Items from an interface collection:
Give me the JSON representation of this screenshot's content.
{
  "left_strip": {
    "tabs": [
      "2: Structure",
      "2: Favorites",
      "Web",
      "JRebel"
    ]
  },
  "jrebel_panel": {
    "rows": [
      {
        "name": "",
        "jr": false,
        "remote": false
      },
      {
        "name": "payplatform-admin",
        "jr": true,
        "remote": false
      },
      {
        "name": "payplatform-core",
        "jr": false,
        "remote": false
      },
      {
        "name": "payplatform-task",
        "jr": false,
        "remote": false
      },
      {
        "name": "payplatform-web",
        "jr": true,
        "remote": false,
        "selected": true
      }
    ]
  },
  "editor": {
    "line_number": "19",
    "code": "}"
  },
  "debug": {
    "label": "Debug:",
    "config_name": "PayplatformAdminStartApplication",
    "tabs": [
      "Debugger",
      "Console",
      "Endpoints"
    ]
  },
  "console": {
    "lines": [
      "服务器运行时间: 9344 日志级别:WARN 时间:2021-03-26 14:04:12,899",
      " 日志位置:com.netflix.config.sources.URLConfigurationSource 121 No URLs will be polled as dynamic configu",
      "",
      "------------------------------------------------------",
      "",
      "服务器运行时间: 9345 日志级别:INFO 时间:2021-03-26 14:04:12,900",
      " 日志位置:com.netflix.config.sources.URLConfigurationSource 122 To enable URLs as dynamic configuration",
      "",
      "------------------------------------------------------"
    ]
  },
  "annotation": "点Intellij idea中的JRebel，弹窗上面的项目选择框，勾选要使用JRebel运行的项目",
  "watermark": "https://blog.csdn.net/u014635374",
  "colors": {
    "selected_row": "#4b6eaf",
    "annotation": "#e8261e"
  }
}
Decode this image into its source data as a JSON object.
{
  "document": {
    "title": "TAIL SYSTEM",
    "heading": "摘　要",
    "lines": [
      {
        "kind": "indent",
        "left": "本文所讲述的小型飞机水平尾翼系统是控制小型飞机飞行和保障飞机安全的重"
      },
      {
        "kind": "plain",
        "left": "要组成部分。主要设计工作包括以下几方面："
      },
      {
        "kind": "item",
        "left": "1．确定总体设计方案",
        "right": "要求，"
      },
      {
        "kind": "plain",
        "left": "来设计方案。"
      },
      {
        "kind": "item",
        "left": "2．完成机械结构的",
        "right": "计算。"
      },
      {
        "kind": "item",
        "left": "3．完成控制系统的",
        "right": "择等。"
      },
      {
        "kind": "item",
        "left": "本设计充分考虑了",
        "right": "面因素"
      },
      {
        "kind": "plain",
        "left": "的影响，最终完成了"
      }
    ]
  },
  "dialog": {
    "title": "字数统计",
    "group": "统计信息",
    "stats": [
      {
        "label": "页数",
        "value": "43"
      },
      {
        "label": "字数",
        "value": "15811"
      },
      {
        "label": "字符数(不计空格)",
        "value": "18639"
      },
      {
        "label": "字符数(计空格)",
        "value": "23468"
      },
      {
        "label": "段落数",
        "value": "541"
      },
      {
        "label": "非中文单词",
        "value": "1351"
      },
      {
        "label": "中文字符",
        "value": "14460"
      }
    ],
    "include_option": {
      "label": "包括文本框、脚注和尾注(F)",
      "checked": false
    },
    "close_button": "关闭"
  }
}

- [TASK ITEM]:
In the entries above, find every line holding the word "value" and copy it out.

- [TASK OUTPUT]:
        "value": "43"
        "value": "15811"
        "value": "18639"
        "value": "23468"
        "value": "541"
        "value": "1351"
        "value": "14460"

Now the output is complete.